Go out on New Year's Eve (which probably means you'll be coming home on New Year's Day) and you'll probably be implored by friends and family to be careful. Take a cab. Lots of drunk drivers out, obviously. It makes sense that the New Year's holiday would be a busy one for law enforcement and emergency response teams. And it is. But, believe it or not, New Year's Day is not the most treacherous day of the year to be behind the wheel.
Before we go any further, let's just clarify this: None of what we are about to say means that it's a good idea to be reckless on New Year's Eve. It's a safe bet that several of the drivers on the road should not be in a car. Just because there are statistically more car crashes on other days doesn't mean you shouldn't be careful.
Now, then. According to the National Highway Traffic Safety Administration, which is the government agency tasked with tracking and reporting on such issues, the worst day of the year to be in a car is Thanksgiving. And that's a problem, because a whole lot of people drive around on Thanksgiving. In fact, that's one of the factors contributing to this status. Other reasons include the fact that these car trips to visit family and friends tend to be longer than people drive on non-holidays, the long holiday weekend, and excessive consumption of alcohol (especially throughout the day). Thanksgiving seems so innocuous and wholesome, maybe because of the football and the way that everyone passes out on the couch after the massive meal and all the feel-good turkey chemicals.
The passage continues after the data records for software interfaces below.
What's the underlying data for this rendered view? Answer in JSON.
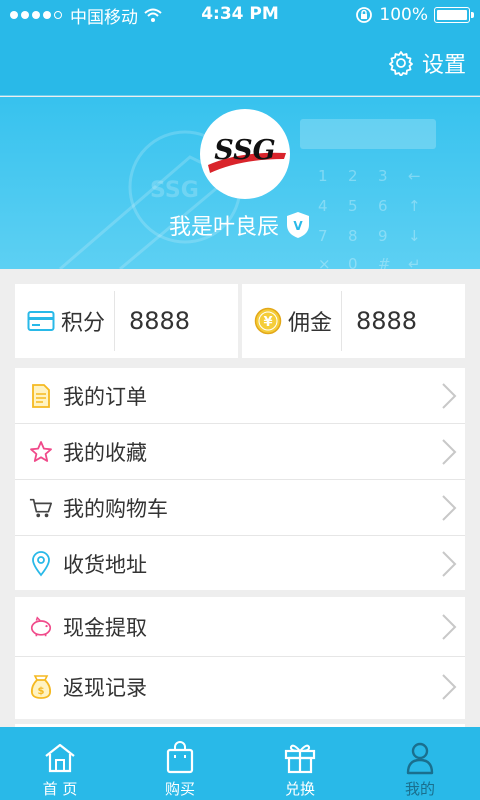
{
  "status_bar": {
    "carrier": "中国移动",
    "time": "4:34 PM",
    "battery": "100%",
    "battery_level": 1.0,
    "signal_bars_filled": 4,
    "signal_bars_total": 5
  },
  "header": {
    "settings_label": "设置"
  },
  "profile": {
    "logo_text": "SSG",
    "username": "我是叶良辰",
    "badge_letter": "V"
  },
  "stats": {
    "points": {
      "label": "积分",
      "value": "8888",
      "icon": "card-icon"
    },
    "commission": {
      "label": "佣金",
      "value": "8888",
      "icon": "yen-coin-icon"
    }
  },
  "menu": {
    "group1": [
      {
        "label": "我的订单",
        "icon": "document-icon",
        "color": "#f5b920"
      },
      {
        "label": "我的收藏",
        "icon": "star-icon",
        "color": "#f04a8a"
      },
      {
        "label": "我的购物车",
        "icon": "cart-icon",
        "color": "#333333"
      },
      {
        "label": "收货地址",
        "icon": "location-pin-icon",
        "color": "#29b9e8"
      }
    ],
    "group2": [
      {
        "label": "现金提取",
        "icon": "piggy-bank-icon",
        "color": "#f04a8a"
      },
      {
        "label": "返现记录",
        "icon": "money-bag-icon",
        "color": "#f5b920"
      }
    ]
  },
  "tabs": [
    {
      "label": "首 页",
      "icon": "home-icon",
      "active": false
    },
    {
      "label": "购买",
      "icon": "shopping-bag-icon",
      "active": false
    },
    {
      "label": "兑换",
      "icon": "gift-icon",
      "active": false
    },
    {
      "label": "我的",
      "icon": "user-icon",
      "active": true
    }
  ],
  "colors": {
    "primary": "#29b9e8",
    "active_tab": "#1a6f8e",
    "background": "#eeeeee"
  }
}
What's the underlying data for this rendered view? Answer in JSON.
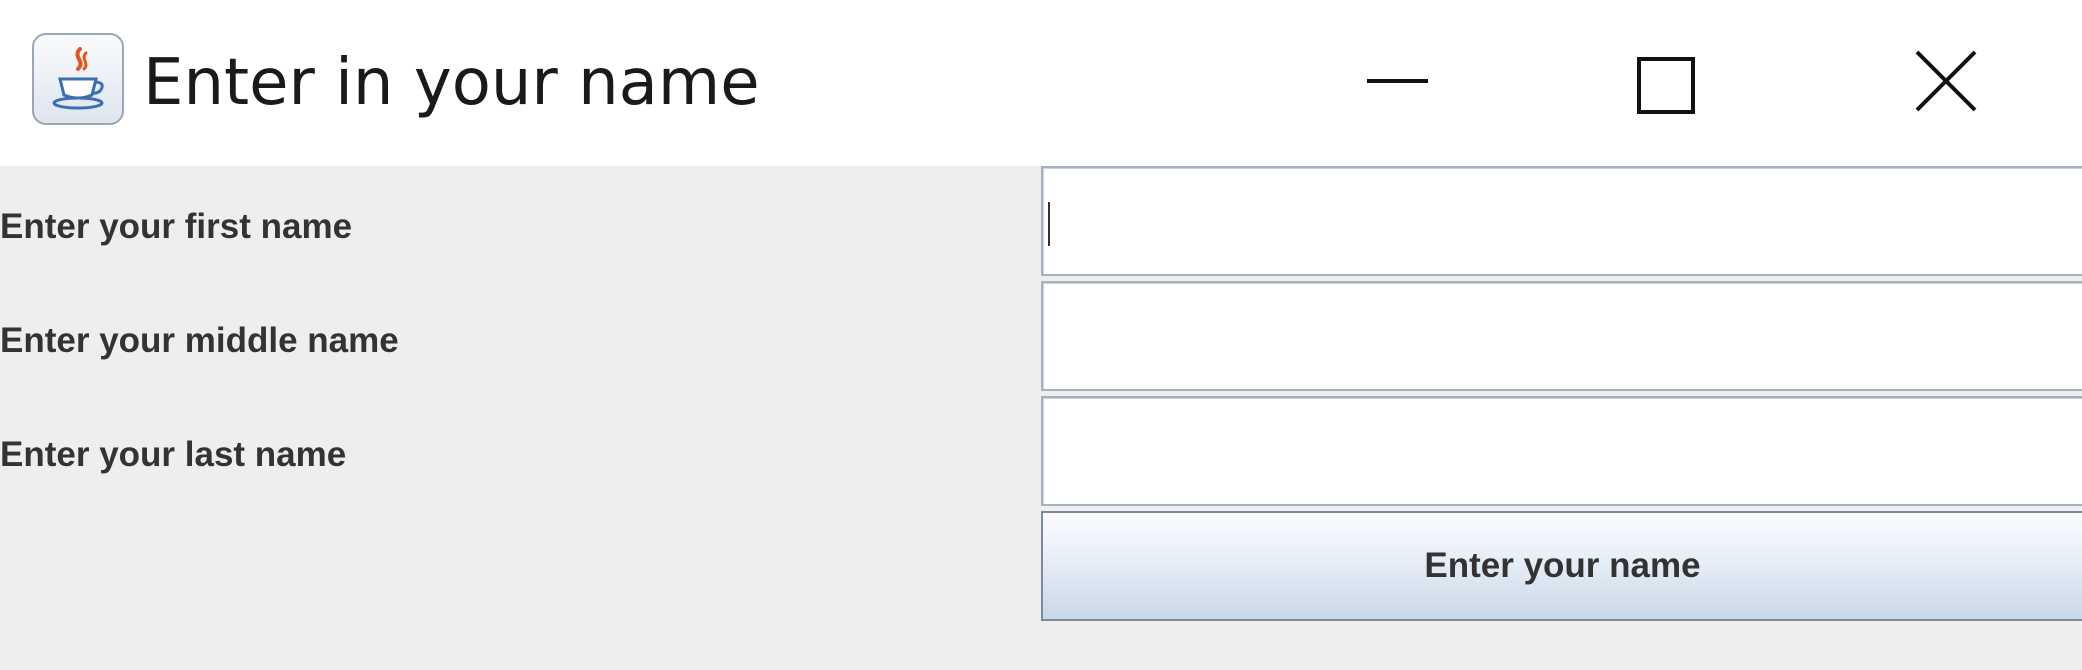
{
  "window": {
    "title": "Enter in your name",
    "icon": "java-cup-icon",
    "controls": {
      "minimize_icon": "minimize-icon",
      "maximize_icon": "maximize-icon",
      "close_icon": "close-icon"
    }
  },
  "form": {
    "first_name": {
      "label": "Enter your first name",
      "value": ""
    },
    "middle_name": {
      "label": "Enter your middle name",
      "value": ""
    },
    "last_name": {
      "label": "Enter your last name",
      "value": ""
    },
    "submit_label": "Enter your name"
  },
  "colors": {
    "panel_background": "#eeeeee",
    "label_text": "#333333",
    "field_border": "#a6b0bf",
    "button_gradient_top": "#fbfcfe",
    "button_gradient_bottom": "#c9d7e8"
  }
}
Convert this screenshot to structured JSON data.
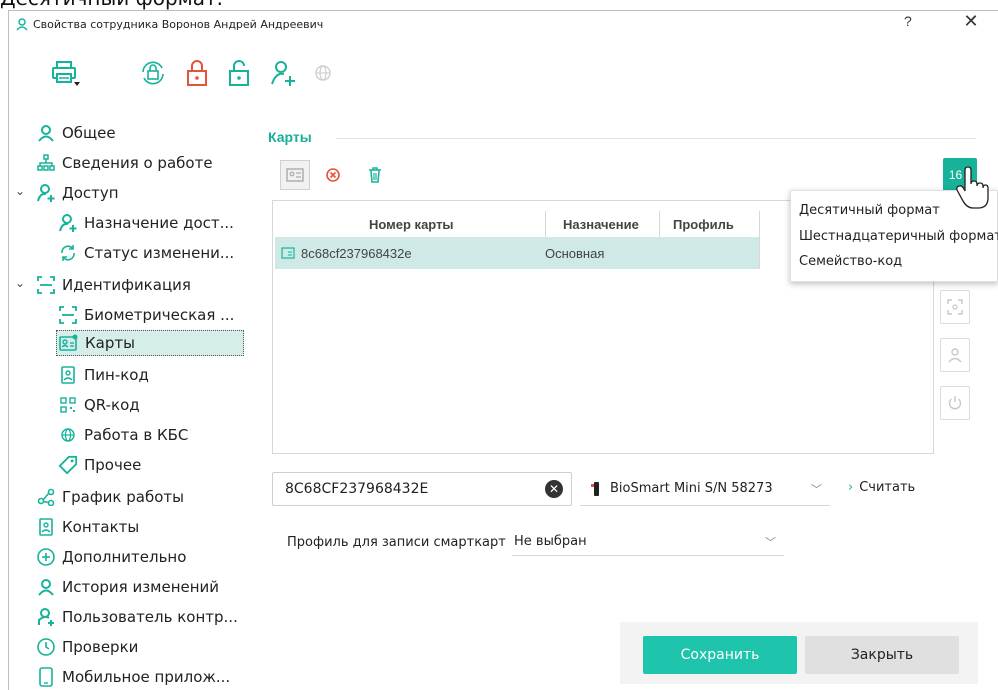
{
  "caption": "Десятичный формат.",
  "window": {
    "title": "Свойства сотрудника Воронов Андрей Андреевич",
    "help": "?",
    "close": "✕"
  },
  "toolbar": {
    "icons": [
      "printer-icon",
      "lock-sync-icon",
      "lock-closed-icon",
      "lock-open-icon",
      "user-add-icon",
      "globe-icon"
    ]
  },
  "sidebar": {
    "items": [
      {
        "label": "Общее",
        "icon": "user-icon"
      },
      {
        "label": "Сведения о работе",
        "icon": "org-chart-icon"
      },
      {
        "label": "Доступ",
        "icon": "user-access-icon"
      },
      {
        "label": "Назначение дост...",
        "icon": "user-assign-icon"
      },
      {
        "label": "Статус изменени...",
        "icon": "sync-icon"
      },
      {
        "label": "Идентификация",
        "icon": "scan-frame-icon"
      },
      {
        "label": "Биометрическая ...",
        "icon": "biometric-icon"
      },
      {
        "label": "Карты",
        "icon": "card-icon"
      },
      {
        "label": "Пин-код",
        "icon": "pin-icon"
      },
      {
        "label": "QR-код",
        "icon": "qr-icon"
      },
      {
        "label": "Работа в КБС",
        "icon": "globe-icon"
      },
      {
        "label": "Прочее",
        "icon": "tag-icon"
      },
      {
        "label": "График работы",
        "icon": "schedule-icon"
      },
      {
        "label": "Контакты",
        "icon": "contacts-icon"
      },
      {
        "label": "Дополнительно",
        "icon": "plus-circle-icon"
      },
      {
        "label": "История изменений",
        "icon": "user-history-icon"
      },
      {
        "label": "Пользователь контр...",
        "icon": "user-control-icon"
      },
      {
        "label": "Проверки",
        "icon": "clock-icon"
      },
      {
        "label": "Мобильное прилож...",
        "icon": "phone-icon"
      }
    ]
  },
  "cards": {
    "section_title": "Карты",
    "columns": [
      "Номер карты",
      "Назначение",
      "Профиль"
    ],
    "rows": [
      {
        "number": "8c68cf237968432e",
        "purpose": "Основная",
        "profile": ""
      }
    ],
    "format_button": "16",
    "format_menu": [
      "Десятичный формат",
      "Шестнадцатеричный формат",
      "Семейство-код"
    ],
    "card_input_value": "8C68CF237968432E",
    "reader": "BioSmart Mini S/N 58273",
    "read_label": "Считать",
    "profile_label": "Профиль для записи смарткарт",
    "profile_value": "Не выбран"
  },
  "footer": {
    "save": "Сохранить",
    "close": "Закрыть"
  },
  "colors": {
    "accent": "#16b39a",
    "save_button": "#1ec4ab",
    "selection": "#cfeae6",
    "danger": "#e8513a"
  }
}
But really, the NHTSA says that the Thanksgiving holiday weekend is just a ruthless killer in disguise.
For similar reasons (well, aside from the turkey feast and autumn decorations), the runners-up on the list of the most dangerous days to drive are all holidays. Next up, statistically, are the Fourth of July, Memorial Day and Labor Day. That's right, after Turkey Day, most of the danger falls during the summer. People are eager to enjoy the good weather, which typically involves the risky combination of crowded roads and lowered inhibitions. New Year's Eve comes in at number 5, with the sinister Halloween right on its tail. So, statistically speaking, there's no real reason to fret about going out on New Year's Eve. Practically speaking, though, the risk of a car crash is higher, and it always makes sense to use a little extra caution.
- Detwiler, Jacqueline. "Most Dangerous Holidays For Drivers." Forbes. Nov. 6, 2008. (May 4, 2015) http://www.forbes.com/2008/11/06/dangerous-driving-holidays-forbeslife-cx_jd_1106travel.html
- Gareffa, Peter. "Thanksgiving Is One of the Most Dangerous Holidays for Driving." Edmunds. Nov. 26, 2014. (May 4, 2015) http://www.edmunds.com/car-news/thanksgiving-is-one-of-the-most-dangerous-holidays-for-driving.html